Indeed, according to Pew Research, Mexico is the largest recipient of remittances from the United States. Guatemala, El Salvador, the Dominican Republic and Honduras are among the top 10. Although the unemployment rate of foreign-born Latin Americans living in the US, at 13.5%, was slightly higher than the national average of 11.2% in June, many immigrants work in sectors with strong demand, such as construction, retail and agriculture. In addition, a large part of the US Hispanic workforce is believed to have been eligible to receive benefits from the US government's federal unemployment package, allowing workers to continue sending money home. Another factor is the change in the value of currencies. For example, the Mexican peso has lost about 19% against the dollar since the end of February, which means that any remittances sent in recent months have had an inflated value in Mexico. 

The importance of remittances

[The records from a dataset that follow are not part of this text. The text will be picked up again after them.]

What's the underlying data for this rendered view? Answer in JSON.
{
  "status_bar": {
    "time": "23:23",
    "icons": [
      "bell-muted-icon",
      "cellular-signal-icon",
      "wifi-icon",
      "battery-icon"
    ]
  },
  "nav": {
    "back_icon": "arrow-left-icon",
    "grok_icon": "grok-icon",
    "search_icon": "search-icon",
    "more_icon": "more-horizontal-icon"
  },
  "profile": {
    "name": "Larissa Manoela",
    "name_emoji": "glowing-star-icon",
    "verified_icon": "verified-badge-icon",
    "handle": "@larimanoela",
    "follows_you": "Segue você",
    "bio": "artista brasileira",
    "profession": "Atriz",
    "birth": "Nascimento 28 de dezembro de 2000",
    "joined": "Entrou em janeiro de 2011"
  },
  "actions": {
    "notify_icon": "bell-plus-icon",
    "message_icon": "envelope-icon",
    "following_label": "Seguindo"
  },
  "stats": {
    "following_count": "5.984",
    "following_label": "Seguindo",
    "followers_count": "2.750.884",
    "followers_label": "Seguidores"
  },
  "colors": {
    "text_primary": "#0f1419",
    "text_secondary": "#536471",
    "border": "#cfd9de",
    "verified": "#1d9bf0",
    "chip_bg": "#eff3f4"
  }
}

The flow of remittances will be a crucial factor for many emerging markets to advance recovery from the VICD-19 crisis and the resulting economic blockade. For many, remittances sent by citizens abroad represent a significant proportion of GDP, as seen in Tonga (37.6%), Haiti (37.1%), Kyrgyzstan (29.2%), Honduras (22%), El Salvador (21%), Guatemala (13.1%) and the Philippines (9.9%). However, given the World Bank's predictions that foreign direct investment in emerging markets will decline by 35 per cent this year, remittances are likely to become more important in 2020. As economic growth will also be significantly affected in emerging products this year, the continued flow of remittances will be a crucial factor in ensuring that many families can continue to obtain essentials.